## What this task involves
Copy out each line of the material in which the word "vysvětlit" can be found.

━━━━━━━━

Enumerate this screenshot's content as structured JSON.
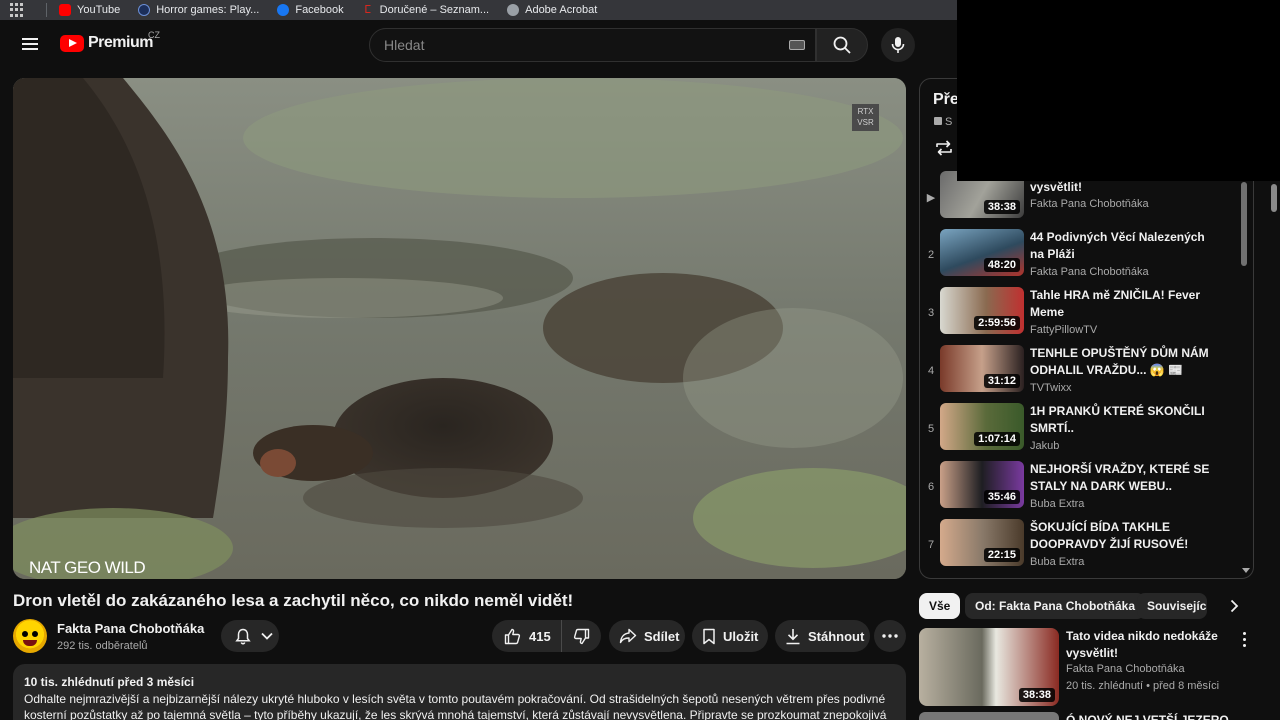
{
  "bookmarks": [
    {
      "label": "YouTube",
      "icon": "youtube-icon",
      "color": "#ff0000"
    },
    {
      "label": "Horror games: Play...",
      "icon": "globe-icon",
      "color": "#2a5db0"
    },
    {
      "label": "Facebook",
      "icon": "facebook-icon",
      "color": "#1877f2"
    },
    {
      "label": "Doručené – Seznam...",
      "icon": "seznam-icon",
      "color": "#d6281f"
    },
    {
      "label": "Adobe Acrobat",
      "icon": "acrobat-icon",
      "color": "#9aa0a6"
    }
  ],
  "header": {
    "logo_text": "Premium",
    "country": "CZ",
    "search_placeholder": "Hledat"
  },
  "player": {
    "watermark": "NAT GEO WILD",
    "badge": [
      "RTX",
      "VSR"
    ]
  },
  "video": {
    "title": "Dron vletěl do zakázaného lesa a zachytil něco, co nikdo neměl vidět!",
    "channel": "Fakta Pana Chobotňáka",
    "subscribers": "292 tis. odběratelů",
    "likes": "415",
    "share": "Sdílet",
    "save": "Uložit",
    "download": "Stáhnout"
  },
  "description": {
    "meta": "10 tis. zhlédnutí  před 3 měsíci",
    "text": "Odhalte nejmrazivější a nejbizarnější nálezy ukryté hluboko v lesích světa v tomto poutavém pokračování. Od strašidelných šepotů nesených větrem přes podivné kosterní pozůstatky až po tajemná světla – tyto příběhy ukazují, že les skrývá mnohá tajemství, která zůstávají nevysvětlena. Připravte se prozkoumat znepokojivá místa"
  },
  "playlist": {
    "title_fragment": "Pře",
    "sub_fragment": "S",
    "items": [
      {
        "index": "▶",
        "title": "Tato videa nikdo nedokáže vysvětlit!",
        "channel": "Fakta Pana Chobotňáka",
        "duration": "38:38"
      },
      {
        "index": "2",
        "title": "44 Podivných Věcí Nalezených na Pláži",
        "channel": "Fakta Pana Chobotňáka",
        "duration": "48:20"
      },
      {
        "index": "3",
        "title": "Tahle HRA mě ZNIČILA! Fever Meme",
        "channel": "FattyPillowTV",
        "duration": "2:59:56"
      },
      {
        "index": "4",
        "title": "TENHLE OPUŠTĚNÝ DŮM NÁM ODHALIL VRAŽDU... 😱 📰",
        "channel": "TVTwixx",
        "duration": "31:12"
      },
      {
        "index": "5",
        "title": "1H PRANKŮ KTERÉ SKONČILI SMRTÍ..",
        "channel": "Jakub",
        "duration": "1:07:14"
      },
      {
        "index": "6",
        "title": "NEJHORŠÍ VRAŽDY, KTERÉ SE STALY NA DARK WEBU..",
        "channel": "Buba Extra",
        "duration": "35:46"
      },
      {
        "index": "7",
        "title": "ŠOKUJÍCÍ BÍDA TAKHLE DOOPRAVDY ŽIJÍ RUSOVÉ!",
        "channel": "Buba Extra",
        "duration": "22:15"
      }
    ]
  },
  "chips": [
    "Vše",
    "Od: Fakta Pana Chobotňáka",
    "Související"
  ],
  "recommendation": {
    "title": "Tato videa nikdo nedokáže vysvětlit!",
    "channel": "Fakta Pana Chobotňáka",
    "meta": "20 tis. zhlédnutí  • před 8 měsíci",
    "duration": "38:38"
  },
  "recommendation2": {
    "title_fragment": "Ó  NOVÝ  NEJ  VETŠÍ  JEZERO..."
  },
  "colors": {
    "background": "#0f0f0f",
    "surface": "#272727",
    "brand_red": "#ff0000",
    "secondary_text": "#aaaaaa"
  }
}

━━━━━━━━

## Solution to the problem
        "title": "Tato videa nikdo nedokáže vysvětlit!",
    "title": "Tato videa nikdo nedokáže vysvětlit!",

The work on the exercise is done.